‘A completely absorbing journey’ – David Lintern reviews the biography of a little-known but radical Polish alpinist
This review was first published in the November 2017 issue of The Great Outdoors
Published by Vertebrate in the UK and Rocky Mountain Books in Canada, Art of Freedom addresses the life and career of Polish mountaineer Voytek Kurtyka, little known in the mainstream but revered by fellow alpinists.
Voytek might be best known to British readers as the partner of Alex MacIntyre on big, brave first ascents in Afghanistan, but his career extends far beyond. Those early adventures did seem to set a pattern though. Impetuous, highly technical, often without permits, Voytek comes across as a perplexing mix of post-war macho bravado and European intellectual aesthete. At first, he’s a bolshy young upstart, funding his expeditions through an illicit smuggling business. Read in the context of pre-Solidarity communist Poland, his restlessness both on and off the mountain makes total sense.
Despite his earnest image, he has a light touch. He wants to commune with beauty, not death
As his reputation grows he avoids media attention like the plague, dismissing the race to grab 8,000m summits as gross egotism in his peers. Instead he dedicates himself to often obscure, fine lines, becoming a silent ambassador for the virtues of modern alpinism: small, tightly knit teams, first ascents on big faces and long ridges, no fixed ropes or other support – the art of suffering as well as freedom.
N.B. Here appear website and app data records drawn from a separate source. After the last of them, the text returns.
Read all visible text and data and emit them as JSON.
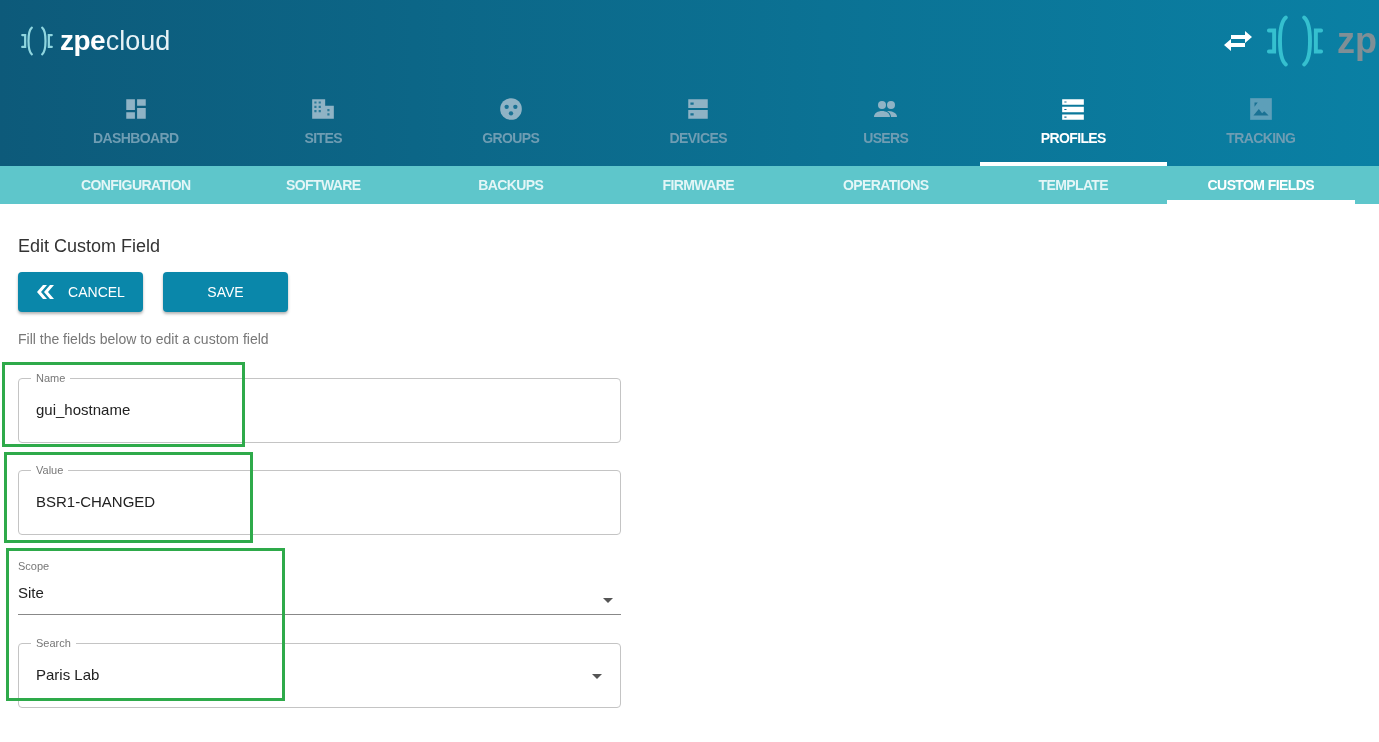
{
  "header": {
    "logo": {
      "brand": "zpe",
      "product": "cloud"
    },
    "right_logo": "zp"
  },
  "nav": [
    {
      "label": "DASHBOARD",
      "selected": false
    },
    {
      "label": "SITES",
      "selected": false
    },
    {
      "label": "GROUPS",
      "selected": false
    },
    {
      "label": "DEVICES",
      "selected": false
    },
    {
      "label": "USERS",
      "selected": false
    },
    {
      "label": "PROFILES",
      "selected": true
    },
    {
      "label": "TRACKING",
      "selected": false
    }
  ],
  "subnav": [
    {
      "label": "CONFIGURATION",
      "selected": false
    },
    {
      "label": "SOFTWARE",
      "selected": false
    },
    {
      "label": "BACKUPS",
      "selected": false
    },
    {
      "label": "FIRMWARE",
      "selected": false
    },
    {
      "label": "OPERATIONS",
      "selected": false
    },
    {
      "label": "TEMPLATE",
      "selected": false
    },
    {
      "label": "CUSTOM FIELDS",
      "selected": true
    }
  ],
  "form": {
    "title": "Edit Custom Field",
    "buttons": [
      {
        "label": "CANCEL",
        "kind": "back"
      },
      {
        "label": "SAVE",
        "kind": "plain"
      }
    ],
    "hint": "Fill the fields below to edit a custom field",
    "fields": [
      {
        "kind": "outlined",
        "label": "Name",
        "value": "gui_hostname"
      },
      {
        "kind": "outlined",
        "label": "Value",
        "value": "BSR1-CHANGED"
      },
      {
        "kind": "select",
        "label": "Scope",
        "value": "Site"
      },
      {
        "kind": "outlined-select",
        "label": "Search",
        "value": "Paris Lab"
      }
    ]
  }
}
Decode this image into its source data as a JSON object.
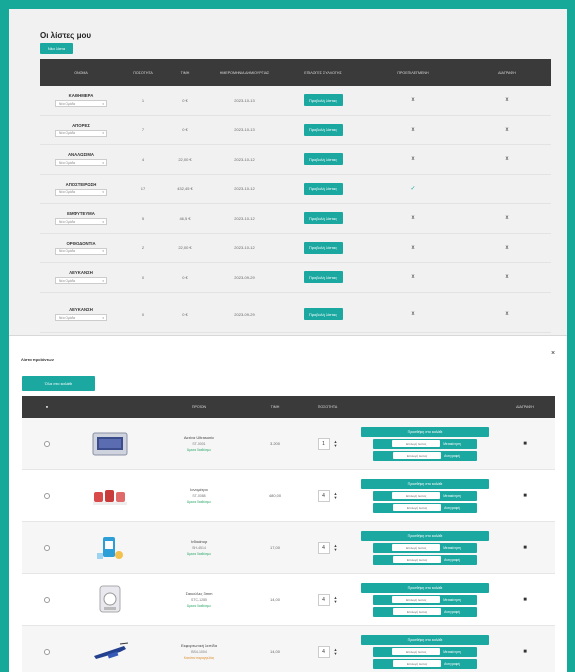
{
  "lists_title": "Οι λίστες μου",
  "new_list_label": "Νέα λίστα",
  "list_columns": [
    "ΟΝΟΜΑ",
    "ΠΟΣΟΤΗΤΑ",
    "ΤΙΜΗ",
    "ΗΜΕΡΟΜΗΝΙΑ ΔΗΜΙΟΥΡΓΙΑΣ",
    "ΕΠΙΛΟΓΕΣ ΣΥΛΛΟΓΗΣ",
    "ΠΡΟΕΠΙΛΕΓΜΕΝΗ",
    "ΔΙΑΓΡΑΦΗ"
  ],
  "lists": [
    {
      "name": "ΚΑΘΗΜΕΡΑ",
      "select": "Νέα Ομάδα",
      "qty": "1",
      "price": "0 €",
      "date": "2023-10-13",
      "button": "Προβολή λίστας",
      "default": "x",
      "delete": "x"
    },
    {
      "name": "ΑΠΟΡΕΣ",
      "select": "Νέα Ομάδα",
      "qty": "7",
      "price": "0 €",
      "date": "2023-10-13",
      "button": "Προβολή λίστας",
      "default": "x",
      "delete": "x"
    },
    {
      "name": "ΑΝΑΛΩΣΙΜΑ",
      "select": "Νέα Ομάδα",
      "qty": "4",
      "price": "22,00 €",
      "date": "2023-10-12",
      "button": "Προβολή λίστας",
      "default": "x",
      "delete": "x"
    },
    {
      "name": "ΑΠΟΣΤΕΙΡΩΣΗ",
      "select": "Νέα Ομάδα",
      "qty": "17",
      "price": "432,45 €",
      "date": "2023-10-12",
      "button": "Προβολή λίστας",
      "default": "✓",
      "delete": ""
    },
    {
      "name": "ΕΜΦΥΤΕΥΜΑ",
      "select": "Νέα Ομάδα",
      "qty": "5",
      "price": "46,5 €",
      "date": "2023-10-12",
      "button": "Προβολή λίστας",
      "default": "x",
      "delete": "x"
    },
    {
      "name": "ΟΡΘΟΔΟΝΤΙΑ",
      "select": "Νέα Ομάδα",
      "qty": "2",
      "price": "22,00 €",
      "date": "2023-10-12",
      "button": "Προβολή λίστας",
      "default": "x",
      "delete": "x"
    },
    {
      "name": "ΛΕΥΚΑΝΣΗ",
      "select": "Νέα Ομάδα",
      "qty": "0",
      "price": "0 €",
      "date": "2023-09-29",
      "button": "Προβολή λίστας",
      "default": "x",
      "delete": "x"
    },
    {
      "name": "ΛΕΥΚΑΝΣΗ",
      "select": "Νέα Ομάδα",
      "qty": "0",
      "price": "0 €",
      "date": "2023-09-29",
      "button": "Προβολή λίστας",
      "default": "x",
      "delete": "x"
    }
  ],
  "products_title": "Λίστα προϊόντων",
  "products_close": "×",
  "add_all_label": "Όλα στο καλάθι",
  "product_columns": [
    "",
    "",
    "ΠΡΟΪΟΝ",
    "ΤΙΜΗ",
    "ΠΟΣΟΤΗΤΑ",
    "",
    "ΔΙΑΓΡΑΦΗ"
  ],
  "header_mark": "■",
  "qty_up": "▲",
  "qty_down": "▼",
  "products": [
    {
      "name": "Ακτίνα Ultrasonic",
      "code": "ST-0001",
      "stock": "Άμεσα διαθέσιμο",
      "stock_color": "#2aa86a",
      "price": "3.200",
      "qty": "1",
      "image": "tray",
      "actions": {
        "add": "Προσθήκη στο καλάθι",
        "move_sel": "Επιλογή λίστας",
        "move": "Μετακίνηση",
        "copy_sel": "Επιλογή λίστας",
        "copy": "Αντιγραφή"
      }
    },
    {
      "name": "Ιονομέτρο",
      "code": "ST-0088",
      "stock": "Άμεσα διαθέσιμο",
      "stock_color": "#2aa86a",
      "price": "480,00",
      "qty": "4",
      "image": "cups",
      "actions": {
        "add": "Προσθήκη στο καλάθι",
        "move_sel": "Επιλογή λίστας",
        "move": "Μετακίνηση",
        "copy_sel": "Επιλογή λίστας",
        "copy": "Αντιγραφή"
      }
    },
    {
      "name": "Ινδικάτορ",
      "code": "SH-4514",
      "stock": "Άμεσα διαθέσιμο",
      "stock_color": "#2aa86a",
      "price": "17,00",
      "qty": "4",
      "image": "bottle",
      "actions": {
        "add": "Προσθήκη στο καλάθι",
        "move_sel": "Επιλογή λίστας",
        "move": "Μετακίνηση",
        "copy_sel": "Επιλογή λίστας",
        "copy": "Αντιγραφή"
      }
    },
    {
      "name": "Σακούλες 3mm",
      "code": "STC-1285",
      "stock": "Άμεσα διαθέσιμο",
      "stock_color": "#2aa86a",
      "price": "14,00",
      "qty": "4",
      "image": "machine",
      "actions": {
        "add": "Προσθήκη στο καλάθι",
        "move_sel": "Επιλογή λίστας",
        "move": "Μετακίνηση",
        "copy_sel": "Επιλογή λίστας",
        "copy": "Αντιγραφή"
      }
    },
    {
      "name": "Εκφορτωτική λεπίδα",
      "code": "BS4-1004",
      "stock": "Κατόπιν παραγγελίας",
      "stock_color": "#e08a2a",
      "price": "14,00",
      "qty": "4",
      "image": "tool",
      "actions": {
        "add": "Προσθήκη στο καλάθι",
        "move_sel": "Επιλογή λίστας",
        "move": "Μετακίνηση",
        "copy_sel": "Επιλογή λίστας",
        "copy": "Αντιγραφή"
      }
    }
  ],
  "accent": "#1aa8a1",
  "header_bg": "#3a3a3a"
}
As told here, the later climbs – the traverse of Broad Peak and the ‘night naked’ ascents of Cho Oyu and Shishapangma in particular – are completely gripping and beyond audacious: who else would think of climbing new routes up 8K hills at night, in a single push, with no stove and no bivi gear, and only 30m of rope, 4 pitons, the same number of chocolate bars and 3 bottles of fluid? In this way he strives to achieve total intimacy with the elements and terrain, a style of climbing he calls ‘unleashed’.
But the contradictions remain intact. On the one hand, Voytek is the embodiment of climbing’s avant garde, determined to push the envelope and some sort of zen master to his peers. On the other, he plays it safe, retreating from several climbs while his teammates try to force their will on the mountain. His approach is always elegant, considered and respectful, and his safety record impeccable. Despite his earnest image, he has a light touch. He wants to commune with beauty, not death.
His relationships with fellow climbers seems to matter more as time goes on, but while the mountains are an enduring love affair, humans both at home and on the hill are more complicated. In particular, interviews with his children are honest and revealing, and his friendships with Erhard Loretan and Jerzy Kukuzka are explored fully but with empathy.
Voytek’s story is told sensitively and without fuss by climbing historian Bernadette McDonald, a writer whose previous work on the history of Polish alpinism makes her the perfect storyteller here. Until the final chapters, when the story of the climber and the story of the book converge, she does the subject justice and keeps her head down, letting the man, myth and legend do his own talking. We get some reflection in the earlier chapters, but mostly it’s Voytek’s own, and the book is certainly stronger for it. McDonald seems to have gained his trust slowly during the course of the book, and a picture of this complex and multifaceted character emerges gradually. Thankfully, we’re not rushed through.
Even for non-climbers, there is plenty to enjoy and much to admire here
Voytek’s otherworldly perfectionism does at times come across as a form of egotism, but in later life he has learnt to downclimb his own pedestal and achieve a degree of contentment. As part of that evolution, he returns to his rock climbing beginnings nearer home, and leaves the Himalaya behind. The personal challenges didn’t stop – even late in his career, he continued to establish solo first ascents that have yet to be repeated.
But it seems a measure of the man that after refusing the Piolet d’Or Lifetime Achievement Award several times, his acceptance of it in 2016 marks a growing self-acceptance and humility. On anyone else, acceptance might look like plain vanity, but his internal conflicts concerning the dangers of fame are shown to be Catholic in their intensity. Again, McDonald handles the balance of character with care.
Ultimately Voytek Kurtyka retains something of his enigmatic status, but Art of Freedom is a completely absorbing journey about the most romantic and creative of mountaineers. Even for non-climbers, there is plenty to enjoy and much to admire here.
Published in the UK by Vertebrate Publishing (hardback, £24)